> [Task directions]: All of the entries below, duplicated exactly, make up the answer.

=== Data to process ===

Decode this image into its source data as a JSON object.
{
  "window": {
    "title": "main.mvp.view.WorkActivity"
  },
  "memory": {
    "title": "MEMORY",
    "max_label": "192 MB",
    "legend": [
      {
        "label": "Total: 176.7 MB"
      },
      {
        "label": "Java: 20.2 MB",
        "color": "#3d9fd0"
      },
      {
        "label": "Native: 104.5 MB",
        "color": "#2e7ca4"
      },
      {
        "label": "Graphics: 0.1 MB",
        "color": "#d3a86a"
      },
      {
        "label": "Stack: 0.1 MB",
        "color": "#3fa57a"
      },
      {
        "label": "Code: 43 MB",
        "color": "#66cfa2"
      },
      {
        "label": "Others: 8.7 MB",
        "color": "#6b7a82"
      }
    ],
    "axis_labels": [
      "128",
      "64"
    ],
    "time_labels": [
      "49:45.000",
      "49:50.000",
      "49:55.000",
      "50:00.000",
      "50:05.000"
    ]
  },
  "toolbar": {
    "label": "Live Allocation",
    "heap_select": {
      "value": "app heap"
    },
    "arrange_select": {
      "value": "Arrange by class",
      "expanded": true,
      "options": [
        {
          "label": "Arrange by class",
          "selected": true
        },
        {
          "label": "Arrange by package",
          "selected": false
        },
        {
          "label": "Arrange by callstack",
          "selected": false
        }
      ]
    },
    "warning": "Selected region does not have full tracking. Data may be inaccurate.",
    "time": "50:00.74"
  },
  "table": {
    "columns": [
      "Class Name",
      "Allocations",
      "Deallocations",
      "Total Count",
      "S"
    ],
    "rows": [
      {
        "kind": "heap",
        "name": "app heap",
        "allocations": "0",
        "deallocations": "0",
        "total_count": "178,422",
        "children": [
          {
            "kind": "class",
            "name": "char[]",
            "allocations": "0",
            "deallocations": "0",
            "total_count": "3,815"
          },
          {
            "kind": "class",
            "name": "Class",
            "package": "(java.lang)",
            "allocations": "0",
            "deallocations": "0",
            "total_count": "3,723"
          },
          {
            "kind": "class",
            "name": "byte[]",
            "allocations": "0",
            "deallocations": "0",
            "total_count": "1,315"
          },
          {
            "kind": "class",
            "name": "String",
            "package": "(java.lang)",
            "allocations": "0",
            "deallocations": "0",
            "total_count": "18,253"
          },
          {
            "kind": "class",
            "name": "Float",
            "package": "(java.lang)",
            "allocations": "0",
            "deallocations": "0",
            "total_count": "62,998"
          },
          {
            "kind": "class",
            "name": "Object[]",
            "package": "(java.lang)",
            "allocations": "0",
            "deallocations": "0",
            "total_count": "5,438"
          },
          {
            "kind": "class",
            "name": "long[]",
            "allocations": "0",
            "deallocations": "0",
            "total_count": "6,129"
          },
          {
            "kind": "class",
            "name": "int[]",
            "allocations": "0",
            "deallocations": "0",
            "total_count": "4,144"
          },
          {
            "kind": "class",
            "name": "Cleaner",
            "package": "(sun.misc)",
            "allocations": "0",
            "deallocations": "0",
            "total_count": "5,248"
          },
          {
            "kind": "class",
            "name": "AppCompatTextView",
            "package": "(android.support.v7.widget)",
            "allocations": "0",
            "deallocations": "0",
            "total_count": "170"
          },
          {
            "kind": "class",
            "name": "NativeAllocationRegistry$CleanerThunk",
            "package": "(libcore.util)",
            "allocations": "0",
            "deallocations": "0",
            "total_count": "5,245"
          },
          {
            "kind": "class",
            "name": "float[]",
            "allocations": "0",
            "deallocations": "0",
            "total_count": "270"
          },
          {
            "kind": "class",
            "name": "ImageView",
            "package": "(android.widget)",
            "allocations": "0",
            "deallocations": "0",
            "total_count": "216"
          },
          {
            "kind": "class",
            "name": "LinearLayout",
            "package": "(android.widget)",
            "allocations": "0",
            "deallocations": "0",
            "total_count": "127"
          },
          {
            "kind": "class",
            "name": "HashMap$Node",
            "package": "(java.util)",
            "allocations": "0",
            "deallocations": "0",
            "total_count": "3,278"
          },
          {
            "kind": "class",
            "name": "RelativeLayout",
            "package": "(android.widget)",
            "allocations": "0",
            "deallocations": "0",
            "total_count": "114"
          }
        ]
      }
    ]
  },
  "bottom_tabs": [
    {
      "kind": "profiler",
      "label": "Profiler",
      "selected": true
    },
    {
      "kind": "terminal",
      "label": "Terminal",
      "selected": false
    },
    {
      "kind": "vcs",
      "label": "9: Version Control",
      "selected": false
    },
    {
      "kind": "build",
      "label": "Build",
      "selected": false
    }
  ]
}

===

> [Answer]:
Decode this image into its source data as a JSON object.
{
  "window": {
    "title": "main.mvp.view.WorkActivity"
  },
  "memory": {
    "title": "MEMORY",
    "max_label": "192 MB",
    "legend": [
      {
        "label": "Total: 176.7 MB"
      },
      {
        "label": "Java: 20.2 MB",
        "color": "#3d9fd0"
      },
      {
        "label": "Native: 104.5 MB",
        "color": "#2e7ca4"
      },
      {
        "label": "Graphics: 0.1 MB",
        "color": "#d3a86a"
      },
      {
        "label": "Stack: 0.1 MB",
        "color": "#3fa57a"
      },
      {
        "label": "Code: 43 MB",
        "color": "#66cfa2"
      },
      {
        "label": "Others: 8.7 MB",
        "color": "#6b7a82"
      }
    ],
    "axis_labels": [
      "128",
      "64"
    ],
    "time_labels": [
      "49:45.000",
      "49:50.000",
      "49:55.000",
      "50:00.000",
      "50:05.000"
    ]
  },
  "toolbar": {
    "label": "Live Allocation",
    "heap_select": {
      "value": "app heap"
    },
    "arrange_select": {
      "value": "Arrange by class",
      "expanded": true,
      "options": [
        {
          "label": "Arrange by class",
          "selected": true
        },
        {
          "label": "Arrange by package",
          "selected": false
        },
        {
          "label": "Arrange by callstack",
          "selected": false
        }
      ]
    },
    "warning": "Selected region does not have full tracking. Data may be inaccurate.",
    "time": "50:00.74"
  },
  "table": {
    "columns": [
      "Class Name",
      "Allocations",
      "Deallocations",
      "Total Count",
      "S"
    ],
    "rows": [
      {
        "kind": "heap",
        "name": "app heap",
        "allocations": "0",
        "deallocations": "0",
        "total_count": "178,422",
        "children": [
          {
            "kind": "class",
            "name": "char[]",
            "allocations": "0",
            "deallocations": "0",
            "total_count": "3,815"
          },
          {
            "kind": "class",
            "name": "Class",
            "package": "(java.lang)",
            "allocations": "0",
            "deallocations": "0",
            "total_count": "3,723"
          },
          {
            "kind": "class",
            "name": "byte[]",
            "allocations": "0",
            "deallocations": "0",
            "total_count": "1,315"
          },
          {
            "kind": "class",
            "name": "String",
            "package": "(java.lang)",
            "allocations": "0",
            "deallocations": "0",
            "total_count": "18,253"
          },
          {
            "kind": "class",
            "name": "Float",
            "package": "(java.lang)",
            "allocations": "0",
            "deallocations": "0",
            "total_count": "62,998"
          },
          {
            "kind": "class",
            "name": "Object[]",
            "package": "(java.lang)",
            "allocations": "0",
            "deallocations": "0",
            "total_count": "5,438"
          },
          {
            "kind": "class",
            "name": "long[]",
            "allocations": "0",
            "deallocations": "0",
            "total_count": "6,129"
          },
          {
            "kind": "class",
            "name": "int[]",
            "allocations": "0",
            "deallocations": "0",
            "total_count": "4,144"
          },
          {
            "kind": "class",
            "name": "Cleaner",
            "package": "(sun.misc)",
            "allocations": "0",
            "deallocations": "0",
            "total_count": "5,248"
          },
          {
            "kind": "class",
            "name": "AppCompatTextView",
            "package": "(android.support.v7.widget)",
            "allocations": "0",
            "deallocations": "0",
            "total_count": "170"
          },
          {
            "kind": "class",
            "name": "NativeAllocationRegistry$CleanerThunk",
            "package": "(libcore.util)",
            "allocations": "0",
            "deallocations": "0",
            "total_count": "5,245"
          },
          {
            "kind": "class",
            "name": "float[]",
            "allocations": "0",
            "deallocations": "0",
            "total_count": "270"
          },
          {
            "kind": "class",
            "name": "ImageView",
            "package": "(android.widget)",
            "allocations": "0",
            "deallocations": "0",
            "total_count": "216"
          },
          {
            "kind": "class",
            "name": "LinearLayout",
            "package": "(android.widget)",
            "allocations": "0",
            "deallocations": "0",
            "total_count": "127"
          },
          {
            "kind": "class",
            "name": "HashMap$Node",
            "package": "(java.util)",
            "allocations": "0",
            "deallocations": "0",
            "total_count": "3,278"
          },
          {
            "kind": "class",
            "name": "RelativeLayout",
            "package": "(android.widget)",
            "allocations": "0",
            "deallocations": "0",
            "total_count": "114"
          }
        ]
      }
    ]
  },
  "bottom_tabs": [
    {
      "kind": "profiler",
      "label": "Profiler",
      "selected": true
    },
    {
      "kind": "terminal",
      "label": "Terminal",
      "selected": false
    },
    {
      "kind": "vcs",
      "label": "9: Version Control",
      "selected": false
    },
    {
      "kind": "build",
      "label": "Build",
      "selected": false
    }
  ]
}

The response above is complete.